A CNN profile on what happened to former Chief of Staff Mark Meadows after he left the Trump White House is painting him as both a Republican God-send and just another grifter.
Meadows has spent the past few years working for a far-right think tank, the Conservative Partnership Institute. Thus far, the only press around the group has come from a Washington Post piece that revealed confusion over the organization's buying up real estate all over Capitol Hill. The group also hosts a kind of social club for Republican lawmakers, Raw Story was told.
CNN reported some new lawmakers were "so taken by Meadows, at one point they considered nominating him for Speaker. Meadows ultimately rejected the suggestion, telling lawmakers he preferred to operate behind the scenes."
Sources have told CNN that, despite not becoming the Speaker, he has been working with many of the right of the Republican party in an effort to pull the strings on the debt ceiling strategy. Democratic strategist Chai Komanduri said Donald Trump is doing the same, thinking if he can sink the economy, he has a better shot of winning in 2024.
The "right flank may try to stand in the way of any concessions made in a compromise with President Joe Biden and congressional Democrats," the CNN report cautioned.
The concern among analysts is that Speaker Kevin Carthy's so-called "right flank" could unseat him if they don't like the deal that he makes with the White House. It incentivizes them instead of a more moderate, bipartisan approach.
Meadows has faded from the public spotlight so much that not even Donald Trump's people have a handle on him – despite him possibly being a central player in the special counsel investigation into Trump's involvement in the effort to overturn the 2020 election results.
"A source close to Trump’s legal team said Trump’s lawyers have had no contact with Meadows and his team and are in the dark on what Meadows is doing in the investigation, fueling speculation about whether Meadows is cooperating with the special counsel’s probe – or if Meadows himself is a target of the investigation," said CNN.
“We’ve all heard the same rumors,” a Trump adviser said. “No one really knows what he’s doing, though.”
Even Meadows' allies say he wants to "help steer the direction of the country," with others saying he's "driven by a desire for power"

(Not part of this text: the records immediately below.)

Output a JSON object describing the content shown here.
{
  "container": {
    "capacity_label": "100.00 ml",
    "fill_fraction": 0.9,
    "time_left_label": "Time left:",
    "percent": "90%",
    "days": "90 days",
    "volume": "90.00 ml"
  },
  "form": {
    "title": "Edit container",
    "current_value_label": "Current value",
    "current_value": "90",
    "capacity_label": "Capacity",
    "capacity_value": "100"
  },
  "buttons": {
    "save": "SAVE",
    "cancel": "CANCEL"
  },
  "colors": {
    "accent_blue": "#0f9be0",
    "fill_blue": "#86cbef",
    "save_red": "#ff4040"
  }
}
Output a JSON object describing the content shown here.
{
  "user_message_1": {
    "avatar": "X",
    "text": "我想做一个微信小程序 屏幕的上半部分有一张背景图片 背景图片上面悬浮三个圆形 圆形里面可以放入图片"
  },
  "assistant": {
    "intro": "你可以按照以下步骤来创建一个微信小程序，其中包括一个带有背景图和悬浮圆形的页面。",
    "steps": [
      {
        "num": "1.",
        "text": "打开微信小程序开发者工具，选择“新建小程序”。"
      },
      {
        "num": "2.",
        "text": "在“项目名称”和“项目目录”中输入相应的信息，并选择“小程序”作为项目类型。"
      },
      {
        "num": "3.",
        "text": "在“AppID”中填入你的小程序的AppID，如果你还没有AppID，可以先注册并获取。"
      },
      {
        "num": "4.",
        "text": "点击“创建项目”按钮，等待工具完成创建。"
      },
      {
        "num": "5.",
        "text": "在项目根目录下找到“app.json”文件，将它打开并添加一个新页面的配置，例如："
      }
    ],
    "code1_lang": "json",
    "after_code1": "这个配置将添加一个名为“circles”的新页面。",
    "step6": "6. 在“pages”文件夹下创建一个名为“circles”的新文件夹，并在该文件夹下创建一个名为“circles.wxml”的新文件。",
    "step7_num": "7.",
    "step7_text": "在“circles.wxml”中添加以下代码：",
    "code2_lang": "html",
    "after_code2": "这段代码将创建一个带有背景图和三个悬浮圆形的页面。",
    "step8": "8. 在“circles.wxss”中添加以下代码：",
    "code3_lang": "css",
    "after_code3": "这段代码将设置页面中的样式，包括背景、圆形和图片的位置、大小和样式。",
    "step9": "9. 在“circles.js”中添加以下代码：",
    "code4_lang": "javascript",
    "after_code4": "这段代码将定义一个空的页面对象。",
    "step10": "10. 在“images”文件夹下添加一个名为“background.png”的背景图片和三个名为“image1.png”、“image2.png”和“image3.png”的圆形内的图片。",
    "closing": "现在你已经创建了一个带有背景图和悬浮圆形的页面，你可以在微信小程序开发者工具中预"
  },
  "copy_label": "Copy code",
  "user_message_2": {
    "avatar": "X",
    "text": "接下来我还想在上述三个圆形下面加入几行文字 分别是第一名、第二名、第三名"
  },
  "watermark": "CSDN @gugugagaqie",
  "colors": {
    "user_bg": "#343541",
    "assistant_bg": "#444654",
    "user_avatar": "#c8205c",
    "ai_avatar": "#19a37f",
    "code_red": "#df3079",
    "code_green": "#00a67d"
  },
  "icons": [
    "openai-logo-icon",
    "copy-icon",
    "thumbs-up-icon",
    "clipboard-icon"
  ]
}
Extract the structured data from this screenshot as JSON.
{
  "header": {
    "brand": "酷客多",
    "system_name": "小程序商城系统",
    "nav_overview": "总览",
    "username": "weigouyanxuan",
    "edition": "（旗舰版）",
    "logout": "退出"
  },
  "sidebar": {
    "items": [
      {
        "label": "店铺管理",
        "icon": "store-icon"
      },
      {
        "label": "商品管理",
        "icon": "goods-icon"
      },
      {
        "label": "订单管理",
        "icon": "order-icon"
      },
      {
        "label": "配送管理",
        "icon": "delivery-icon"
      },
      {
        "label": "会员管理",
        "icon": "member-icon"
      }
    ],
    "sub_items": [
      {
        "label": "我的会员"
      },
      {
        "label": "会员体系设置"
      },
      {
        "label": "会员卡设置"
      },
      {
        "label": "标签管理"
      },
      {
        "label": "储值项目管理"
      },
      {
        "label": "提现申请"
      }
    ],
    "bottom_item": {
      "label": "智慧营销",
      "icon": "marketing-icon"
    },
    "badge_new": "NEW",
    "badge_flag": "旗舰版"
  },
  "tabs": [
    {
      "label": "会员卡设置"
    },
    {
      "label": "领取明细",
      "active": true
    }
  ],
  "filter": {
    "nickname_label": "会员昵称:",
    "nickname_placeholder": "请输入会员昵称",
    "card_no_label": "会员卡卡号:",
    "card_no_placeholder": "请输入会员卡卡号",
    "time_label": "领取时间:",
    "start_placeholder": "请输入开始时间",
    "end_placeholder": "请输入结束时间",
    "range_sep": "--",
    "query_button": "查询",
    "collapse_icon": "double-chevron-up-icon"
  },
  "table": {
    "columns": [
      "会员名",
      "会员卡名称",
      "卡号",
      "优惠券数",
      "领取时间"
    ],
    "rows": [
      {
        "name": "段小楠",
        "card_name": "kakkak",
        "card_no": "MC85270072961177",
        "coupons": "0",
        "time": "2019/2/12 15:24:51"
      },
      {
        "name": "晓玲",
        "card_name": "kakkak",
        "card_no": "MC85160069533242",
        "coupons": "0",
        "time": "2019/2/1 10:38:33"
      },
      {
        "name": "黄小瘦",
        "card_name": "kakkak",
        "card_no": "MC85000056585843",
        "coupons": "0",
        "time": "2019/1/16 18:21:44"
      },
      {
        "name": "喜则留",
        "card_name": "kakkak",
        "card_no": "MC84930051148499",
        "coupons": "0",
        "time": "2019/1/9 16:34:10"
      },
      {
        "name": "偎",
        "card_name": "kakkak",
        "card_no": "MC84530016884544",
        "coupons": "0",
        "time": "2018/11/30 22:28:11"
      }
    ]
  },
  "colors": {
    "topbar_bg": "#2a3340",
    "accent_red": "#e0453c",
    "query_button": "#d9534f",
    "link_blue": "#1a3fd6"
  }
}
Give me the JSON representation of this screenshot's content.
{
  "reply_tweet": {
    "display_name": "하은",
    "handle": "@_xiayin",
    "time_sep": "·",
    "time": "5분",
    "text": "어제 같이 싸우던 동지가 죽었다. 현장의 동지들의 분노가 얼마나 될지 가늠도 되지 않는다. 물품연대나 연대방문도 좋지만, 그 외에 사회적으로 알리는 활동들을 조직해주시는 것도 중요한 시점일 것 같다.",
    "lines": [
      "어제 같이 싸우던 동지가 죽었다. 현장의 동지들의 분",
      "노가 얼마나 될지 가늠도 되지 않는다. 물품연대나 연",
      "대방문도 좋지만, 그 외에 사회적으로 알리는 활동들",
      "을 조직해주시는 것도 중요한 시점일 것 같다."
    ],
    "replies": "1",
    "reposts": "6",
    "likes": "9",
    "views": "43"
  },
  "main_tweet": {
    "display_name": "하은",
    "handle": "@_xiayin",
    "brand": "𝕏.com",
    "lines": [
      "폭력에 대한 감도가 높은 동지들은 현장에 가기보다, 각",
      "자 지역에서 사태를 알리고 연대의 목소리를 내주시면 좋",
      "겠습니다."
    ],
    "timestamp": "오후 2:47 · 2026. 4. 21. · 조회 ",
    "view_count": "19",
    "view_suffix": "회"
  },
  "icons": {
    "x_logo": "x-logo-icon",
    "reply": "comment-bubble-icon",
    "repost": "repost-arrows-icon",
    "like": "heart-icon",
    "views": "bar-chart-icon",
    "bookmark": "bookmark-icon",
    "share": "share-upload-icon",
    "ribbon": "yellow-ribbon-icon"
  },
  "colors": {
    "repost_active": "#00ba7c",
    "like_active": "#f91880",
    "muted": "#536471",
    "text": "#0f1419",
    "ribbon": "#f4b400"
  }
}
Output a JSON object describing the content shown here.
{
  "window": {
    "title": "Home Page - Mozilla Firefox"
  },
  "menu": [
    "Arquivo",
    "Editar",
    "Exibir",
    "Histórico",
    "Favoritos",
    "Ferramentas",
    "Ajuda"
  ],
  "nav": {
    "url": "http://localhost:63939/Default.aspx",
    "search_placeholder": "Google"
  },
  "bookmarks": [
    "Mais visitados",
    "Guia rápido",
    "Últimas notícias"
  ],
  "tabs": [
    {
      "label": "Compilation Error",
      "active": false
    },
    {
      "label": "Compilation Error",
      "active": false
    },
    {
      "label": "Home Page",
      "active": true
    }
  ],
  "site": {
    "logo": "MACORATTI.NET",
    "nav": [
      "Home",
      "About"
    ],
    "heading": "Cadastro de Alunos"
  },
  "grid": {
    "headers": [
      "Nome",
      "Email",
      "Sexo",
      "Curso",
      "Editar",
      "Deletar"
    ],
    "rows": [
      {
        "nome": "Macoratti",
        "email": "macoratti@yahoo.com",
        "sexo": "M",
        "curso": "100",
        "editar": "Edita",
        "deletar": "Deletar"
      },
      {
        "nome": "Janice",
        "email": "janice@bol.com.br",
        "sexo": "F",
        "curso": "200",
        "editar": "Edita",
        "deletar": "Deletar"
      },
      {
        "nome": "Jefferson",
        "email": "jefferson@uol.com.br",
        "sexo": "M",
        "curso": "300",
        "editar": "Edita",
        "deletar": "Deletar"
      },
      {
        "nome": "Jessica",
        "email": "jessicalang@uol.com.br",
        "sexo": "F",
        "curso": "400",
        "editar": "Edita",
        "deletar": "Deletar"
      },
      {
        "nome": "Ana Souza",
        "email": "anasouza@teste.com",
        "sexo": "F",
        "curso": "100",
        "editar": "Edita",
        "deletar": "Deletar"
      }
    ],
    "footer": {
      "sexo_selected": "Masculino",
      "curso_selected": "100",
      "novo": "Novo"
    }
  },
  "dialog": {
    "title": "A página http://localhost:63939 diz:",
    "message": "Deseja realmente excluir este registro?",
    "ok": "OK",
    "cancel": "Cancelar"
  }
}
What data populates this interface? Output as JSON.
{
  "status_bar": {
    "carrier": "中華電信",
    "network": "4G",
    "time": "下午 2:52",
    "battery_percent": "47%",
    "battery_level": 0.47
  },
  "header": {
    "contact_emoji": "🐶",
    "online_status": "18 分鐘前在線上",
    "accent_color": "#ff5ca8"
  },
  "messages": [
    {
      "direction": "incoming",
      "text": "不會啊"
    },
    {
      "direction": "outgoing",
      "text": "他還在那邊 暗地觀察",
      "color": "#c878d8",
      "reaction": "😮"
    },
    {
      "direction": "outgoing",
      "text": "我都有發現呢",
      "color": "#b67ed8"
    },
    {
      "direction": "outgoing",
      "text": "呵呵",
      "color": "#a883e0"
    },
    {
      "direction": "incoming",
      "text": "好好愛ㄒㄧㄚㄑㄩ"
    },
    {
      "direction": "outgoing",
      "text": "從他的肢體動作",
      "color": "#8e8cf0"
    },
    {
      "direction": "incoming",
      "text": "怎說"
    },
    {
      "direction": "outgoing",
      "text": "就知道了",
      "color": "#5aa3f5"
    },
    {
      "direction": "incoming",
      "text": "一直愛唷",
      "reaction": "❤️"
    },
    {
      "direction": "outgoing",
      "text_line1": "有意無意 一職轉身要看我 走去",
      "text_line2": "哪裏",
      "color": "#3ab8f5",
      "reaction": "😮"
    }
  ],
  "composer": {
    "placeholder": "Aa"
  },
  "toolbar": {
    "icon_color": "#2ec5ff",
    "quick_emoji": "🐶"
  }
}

“He is all about getting information so he can be seen as important to donors, other members, the media,” a senior GOP source who once worked for a Freedom Caucus member told CNN. “People don’t trust him.”
Another source suggested Meadows might want to work in the White House again, which a source close to Trump "scoffed at."
Back home, the once-beloved Congressman has become something different.
“I used to joke it was Jesus and then Mark Meadows in the 11th. He was just a couple rungs below Jesus in western North Carolina. He would arrive and it was like Elvis,” said a GOP activist. “Now I think he’s just kind of a non-factor if you were to talk to anyone in western North Carolina.”
Meadows was even accused of voter fraud after it was found he was registered to vote in North Carolina, South Carolina and Virginia (where he lives).
"Public records showed Meadows, a Republican, listed a mobile home in Scaly Mountain, North Carolina, that he did not own as his physical address when he registered to vote on Sept. 19, 2020, while he was still serving as chief of staff," the Associated Press explained.
Trump won the state by just over 1 percent in 2020, and Meadows cast an absentee ballot from there and Attorney General Josh Stein refused to prosecute. Meadows appears to be exclusively living and voting in Virginia now.